9. Ocean Freight Comments
Transportation and Export Report: Jay O’Neil, O’Neil Commodity Consulting: Global ocean freight markets bounced around this week but ended up doing little more than sailing in circles. Markets were a little weaker for the first three days of the week and on Thursday seemed to bounce a bit in an attempt to gain back a little of the lost ground. I guess that is all the excitement we can expect out of this type of market. As expected, the smaller size vessels weathered the market better than the Cape and Panamax sizes. There is additional talk of growing operational difficulties with financially troubled vessel owners, and shippers will have to be mindful of this. Chinese soybean buyers have shifted a good portion of their business to Brazil but all-in-all, and with the singular exception of Paranagua, logistics there seem to be moving fairly well. The added efficiencies of the new Northern Brazilian ports are greatly aiding in the smoother movement of soybeans out of Brazil.
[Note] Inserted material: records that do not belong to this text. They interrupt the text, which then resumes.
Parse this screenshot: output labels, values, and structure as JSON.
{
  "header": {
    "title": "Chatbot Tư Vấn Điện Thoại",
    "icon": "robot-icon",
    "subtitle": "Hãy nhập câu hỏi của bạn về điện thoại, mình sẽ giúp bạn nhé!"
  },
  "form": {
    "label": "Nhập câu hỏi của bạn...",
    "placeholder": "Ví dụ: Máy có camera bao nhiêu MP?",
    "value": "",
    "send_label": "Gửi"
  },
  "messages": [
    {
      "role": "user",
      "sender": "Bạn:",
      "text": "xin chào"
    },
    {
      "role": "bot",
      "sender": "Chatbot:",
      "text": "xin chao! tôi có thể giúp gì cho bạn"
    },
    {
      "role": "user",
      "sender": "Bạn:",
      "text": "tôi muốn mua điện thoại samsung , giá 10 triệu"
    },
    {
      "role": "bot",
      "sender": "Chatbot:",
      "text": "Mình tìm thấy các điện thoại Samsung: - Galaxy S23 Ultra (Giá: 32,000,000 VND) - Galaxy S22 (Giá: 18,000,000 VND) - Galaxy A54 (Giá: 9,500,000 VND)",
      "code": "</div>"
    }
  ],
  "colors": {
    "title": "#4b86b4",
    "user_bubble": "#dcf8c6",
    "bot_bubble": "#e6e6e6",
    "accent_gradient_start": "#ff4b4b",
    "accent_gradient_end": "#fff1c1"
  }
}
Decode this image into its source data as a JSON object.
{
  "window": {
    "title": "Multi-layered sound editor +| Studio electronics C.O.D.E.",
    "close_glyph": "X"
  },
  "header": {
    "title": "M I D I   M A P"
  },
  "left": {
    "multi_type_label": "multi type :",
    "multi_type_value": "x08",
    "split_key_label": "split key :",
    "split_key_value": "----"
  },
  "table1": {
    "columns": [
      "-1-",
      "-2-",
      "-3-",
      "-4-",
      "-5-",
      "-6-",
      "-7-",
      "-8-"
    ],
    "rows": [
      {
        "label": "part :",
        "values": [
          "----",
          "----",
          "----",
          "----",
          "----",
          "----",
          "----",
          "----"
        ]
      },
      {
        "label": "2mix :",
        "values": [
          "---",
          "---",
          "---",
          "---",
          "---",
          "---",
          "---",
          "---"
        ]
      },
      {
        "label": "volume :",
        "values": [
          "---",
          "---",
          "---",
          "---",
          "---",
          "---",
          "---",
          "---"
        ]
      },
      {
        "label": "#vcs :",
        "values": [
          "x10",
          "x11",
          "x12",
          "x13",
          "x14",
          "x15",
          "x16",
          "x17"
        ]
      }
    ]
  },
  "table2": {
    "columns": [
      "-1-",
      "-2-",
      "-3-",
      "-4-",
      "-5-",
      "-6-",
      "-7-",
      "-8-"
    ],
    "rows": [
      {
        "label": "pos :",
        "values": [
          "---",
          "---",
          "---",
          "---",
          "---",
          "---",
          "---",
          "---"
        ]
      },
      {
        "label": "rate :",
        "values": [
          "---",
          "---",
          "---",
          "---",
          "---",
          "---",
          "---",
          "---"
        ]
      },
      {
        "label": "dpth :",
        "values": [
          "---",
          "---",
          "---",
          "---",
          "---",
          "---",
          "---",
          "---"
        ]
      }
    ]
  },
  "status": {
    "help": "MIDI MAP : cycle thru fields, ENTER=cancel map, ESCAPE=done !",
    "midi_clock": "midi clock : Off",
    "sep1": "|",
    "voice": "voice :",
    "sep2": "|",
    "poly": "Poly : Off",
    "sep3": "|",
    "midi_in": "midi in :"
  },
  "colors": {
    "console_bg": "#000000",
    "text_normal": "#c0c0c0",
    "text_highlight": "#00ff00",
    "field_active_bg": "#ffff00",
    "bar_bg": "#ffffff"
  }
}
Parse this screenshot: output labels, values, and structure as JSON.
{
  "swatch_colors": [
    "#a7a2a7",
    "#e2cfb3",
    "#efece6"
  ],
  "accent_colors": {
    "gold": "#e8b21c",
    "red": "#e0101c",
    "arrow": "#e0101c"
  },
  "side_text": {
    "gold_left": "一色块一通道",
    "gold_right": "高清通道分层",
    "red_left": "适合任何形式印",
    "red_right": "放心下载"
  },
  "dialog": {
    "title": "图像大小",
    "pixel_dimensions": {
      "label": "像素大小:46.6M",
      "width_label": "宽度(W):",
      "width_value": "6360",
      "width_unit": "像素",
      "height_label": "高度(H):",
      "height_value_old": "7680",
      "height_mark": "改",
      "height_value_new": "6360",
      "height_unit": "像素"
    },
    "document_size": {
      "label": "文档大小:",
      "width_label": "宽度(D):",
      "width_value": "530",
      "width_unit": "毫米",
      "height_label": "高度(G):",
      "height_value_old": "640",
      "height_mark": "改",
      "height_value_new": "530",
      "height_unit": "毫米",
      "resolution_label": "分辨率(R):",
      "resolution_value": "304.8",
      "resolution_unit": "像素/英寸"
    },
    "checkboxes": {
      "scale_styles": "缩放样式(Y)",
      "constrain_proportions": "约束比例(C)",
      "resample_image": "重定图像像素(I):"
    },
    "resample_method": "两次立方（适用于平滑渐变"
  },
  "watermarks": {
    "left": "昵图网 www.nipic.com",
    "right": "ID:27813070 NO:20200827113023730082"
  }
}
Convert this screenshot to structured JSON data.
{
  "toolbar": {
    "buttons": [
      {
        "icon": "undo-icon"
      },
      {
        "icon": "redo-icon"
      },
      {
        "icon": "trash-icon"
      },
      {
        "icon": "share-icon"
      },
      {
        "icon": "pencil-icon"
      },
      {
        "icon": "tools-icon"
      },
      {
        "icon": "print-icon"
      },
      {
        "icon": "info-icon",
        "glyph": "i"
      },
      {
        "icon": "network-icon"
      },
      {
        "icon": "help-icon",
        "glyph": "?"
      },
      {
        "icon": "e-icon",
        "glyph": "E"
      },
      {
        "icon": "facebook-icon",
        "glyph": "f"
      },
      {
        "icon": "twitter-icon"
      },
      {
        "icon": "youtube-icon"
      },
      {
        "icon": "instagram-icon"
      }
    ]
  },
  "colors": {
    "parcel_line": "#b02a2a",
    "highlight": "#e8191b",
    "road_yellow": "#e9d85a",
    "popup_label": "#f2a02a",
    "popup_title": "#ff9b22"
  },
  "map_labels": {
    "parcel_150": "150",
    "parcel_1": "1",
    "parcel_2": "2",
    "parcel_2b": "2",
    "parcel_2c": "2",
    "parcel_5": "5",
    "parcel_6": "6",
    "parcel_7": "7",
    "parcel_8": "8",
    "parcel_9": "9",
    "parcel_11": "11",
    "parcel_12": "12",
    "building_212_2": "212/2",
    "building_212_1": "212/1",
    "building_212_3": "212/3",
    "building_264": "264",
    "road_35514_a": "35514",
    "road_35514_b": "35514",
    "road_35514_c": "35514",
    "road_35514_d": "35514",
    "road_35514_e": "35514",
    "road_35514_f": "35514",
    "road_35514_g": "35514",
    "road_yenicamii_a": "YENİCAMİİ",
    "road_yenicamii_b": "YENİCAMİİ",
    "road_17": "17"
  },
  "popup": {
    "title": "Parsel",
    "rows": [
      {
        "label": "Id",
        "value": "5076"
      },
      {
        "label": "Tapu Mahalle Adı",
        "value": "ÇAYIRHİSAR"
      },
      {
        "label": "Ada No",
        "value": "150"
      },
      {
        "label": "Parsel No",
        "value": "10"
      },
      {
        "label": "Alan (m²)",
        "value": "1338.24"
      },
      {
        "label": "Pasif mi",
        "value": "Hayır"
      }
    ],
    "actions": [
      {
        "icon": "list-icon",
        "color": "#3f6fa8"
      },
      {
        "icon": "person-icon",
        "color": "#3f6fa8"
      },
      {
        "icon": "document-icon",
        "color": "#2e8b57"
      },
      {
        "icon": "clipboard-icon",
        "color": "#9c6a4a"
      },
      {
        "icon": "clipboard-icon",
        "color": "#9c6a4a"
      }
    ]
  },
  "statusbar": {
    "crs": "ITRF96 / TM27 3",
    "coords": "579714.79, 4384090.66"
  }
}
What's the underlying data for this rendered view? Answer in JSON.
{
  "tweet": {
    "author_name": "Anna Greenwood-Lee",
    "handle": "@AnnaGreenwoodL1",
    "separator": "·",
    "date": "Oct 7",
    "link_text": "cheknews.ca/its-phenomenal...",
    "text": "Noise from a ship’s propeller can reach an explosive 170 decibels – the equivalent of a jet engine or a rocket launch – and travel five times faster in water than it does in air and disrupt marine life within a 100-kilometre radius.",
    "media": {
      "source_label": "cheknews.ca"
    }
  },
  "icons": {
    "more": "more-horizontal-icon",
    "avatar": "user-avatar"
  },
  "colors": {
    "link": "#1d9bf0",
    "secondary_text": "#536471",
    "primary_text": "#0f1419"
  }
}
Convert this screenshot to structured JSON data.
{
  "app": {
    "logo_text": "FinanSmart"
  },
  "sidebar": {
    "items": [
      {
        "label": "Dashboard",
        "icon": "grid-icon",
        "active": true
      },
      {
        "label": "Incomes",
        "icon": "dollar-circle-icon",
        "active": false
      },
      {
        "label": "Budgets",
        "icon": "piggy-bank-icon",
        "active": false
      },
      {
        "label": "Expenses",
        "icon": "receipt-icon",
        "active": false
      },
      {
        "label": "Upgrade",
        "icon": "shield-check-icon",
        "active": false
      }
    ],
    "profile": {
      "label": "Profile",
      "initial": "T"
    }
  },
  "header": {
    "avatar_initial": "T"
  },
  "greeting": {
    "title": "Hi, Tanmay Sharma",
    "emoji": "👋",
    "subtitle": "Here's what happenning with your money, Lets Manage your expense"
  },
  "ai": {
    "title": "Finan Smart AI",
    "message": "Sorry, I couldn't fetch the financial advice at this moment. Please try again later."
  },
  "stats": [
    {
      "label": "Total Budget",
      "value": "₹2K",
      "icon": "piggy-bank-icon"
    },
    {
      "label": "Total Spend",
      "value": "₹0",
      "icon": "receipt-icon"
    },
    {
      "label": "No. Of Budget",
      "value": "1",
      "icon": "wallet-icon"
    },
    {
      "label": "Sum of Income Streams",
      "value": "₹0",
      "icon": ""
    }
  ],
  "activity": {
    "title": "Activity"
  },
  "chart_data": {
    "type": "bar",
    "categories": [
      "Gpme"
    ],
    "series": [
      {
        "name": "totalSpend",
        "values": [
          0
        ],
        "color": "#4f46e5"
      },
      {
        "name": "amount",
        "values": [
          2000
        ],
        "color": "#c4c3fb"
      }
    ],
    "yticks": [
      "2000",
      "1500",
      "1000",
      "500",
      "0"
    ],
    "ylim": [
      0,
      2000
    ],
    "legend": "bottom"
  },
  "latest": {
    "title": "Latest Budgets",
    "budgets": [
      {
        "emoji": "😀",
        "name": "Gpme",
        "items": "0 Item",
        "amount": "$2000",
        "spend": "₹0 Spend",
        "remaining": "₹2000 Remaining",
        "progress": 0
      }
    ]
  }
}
A number of Chinese soybean buyers I’ve spoken with say they are only covered for the next 75 days and that they have been bearish on prices and waiting on the market to fall. Now that they have been disappointed by this strategy we will have to see how fast they come in to cover. Comments by speakers at the JCI conference in Shanghai this week may help motivate them to action – at least mine might?
The charts below represent year-to-date 2016 versus January-December 2015 annual totals for container shipments to China.